Does anyone remember the Portas Review? Mary Portas was a keynote speaker at ITT’s conference in Malta in 2014. Three years earlier she had published a review of Britain’s high streets.
A High Street Innovation Fund was announced in 2012, a Future High Streets Forum in 2013 and a Great British High Street Competition in 2014 – but nothing seems to have reversed the decline in high street shopping.
The Confederation of British Industry says high street sales are falling at their fastest rate since the height of the recession in 2009. The big question is: are the days of high street shopping numbered?

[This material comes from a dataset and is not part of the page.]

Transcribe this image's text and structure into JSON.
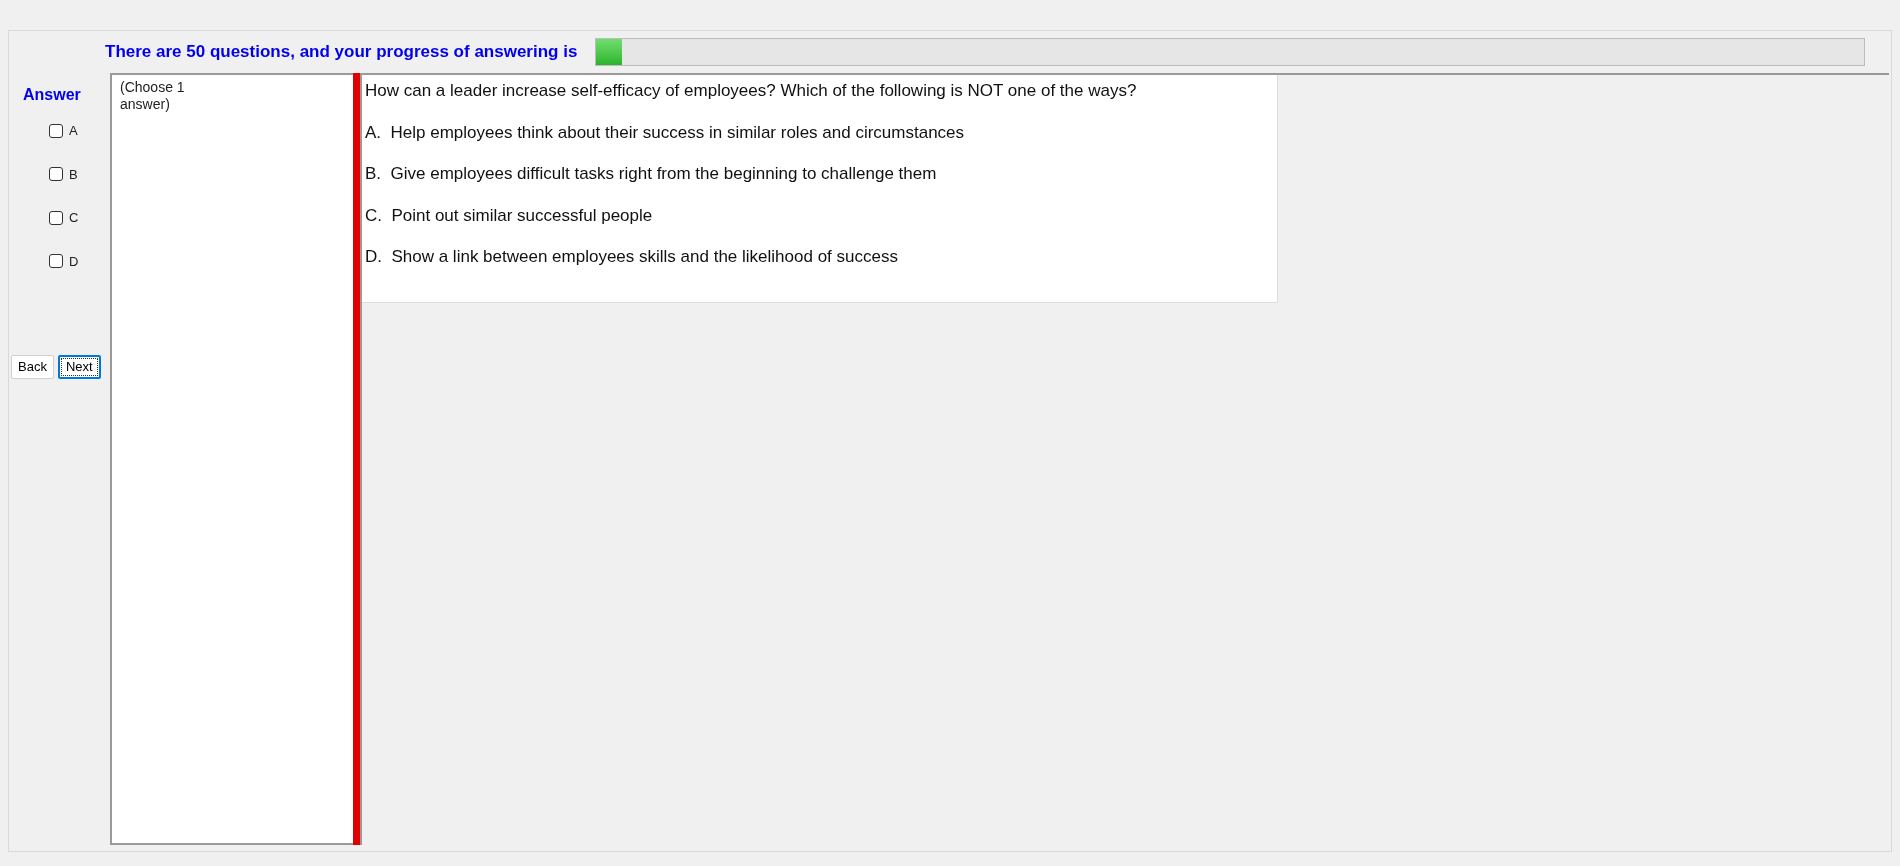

The Christmas results of many retailers were dire, with thousands of shops facing difficulties. Mothercare and Moss Bros issued profit warnings, Carpetright shares fell by 40%, Maplin and Toys R Us have gone into administration and Marks and Spencer is to close 30 stores. Thomas Cook is also closing dozens of branches.
On a recent Saturday, walking around Chester I noticed the Grosvenor shopping centre was almost deserted and I counted more than 20 empty shop units in the city. But Chester is just one of many small cities and market towns in the UK where the high street seems in its death throes.

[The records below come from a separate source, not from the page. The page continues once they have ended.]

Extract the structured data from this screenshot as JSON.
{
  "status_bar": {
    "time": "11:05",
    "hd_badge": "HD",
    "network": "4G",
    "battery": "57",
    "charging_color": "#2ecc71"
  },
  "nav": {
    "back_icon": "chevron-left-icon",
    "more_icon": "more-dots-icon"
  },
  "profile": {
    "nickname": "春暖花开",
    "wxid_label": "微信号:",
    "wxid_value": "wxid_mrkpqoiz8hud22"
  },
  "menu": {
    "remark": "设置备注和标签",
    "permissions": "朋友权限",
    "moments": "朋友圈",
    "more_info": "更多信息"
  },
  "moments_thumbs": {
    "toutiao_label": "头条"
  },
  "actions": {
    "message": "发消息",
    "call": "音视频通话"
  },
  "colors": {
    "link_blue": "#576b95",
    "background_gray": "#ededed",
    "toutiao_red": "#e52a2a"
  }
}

It’s not only travel agencies and clothes shops that are disappearing – banks, building societies, the list goes on. Higher business rates have exacerbated this and The Times has reported that since 1981 Britain’s towns and villages have lost more than a million people aged under 25.
If they are to survive, town centres must become communal experiences with food and literary festivals, fairs, cafes, skating, bowling and music rather than strip-lit shopping malls. Councils should offer incentives to retailers to change their unused upper floor space, for example.
Sadly, councils don’t seem to get it, and keep borrowing for more mini-Westfields. Rather than talk of building new towns, we should be reinvigorating the old ones first, for the benefit of all industries.
Steven Freudmann is chairman of ITT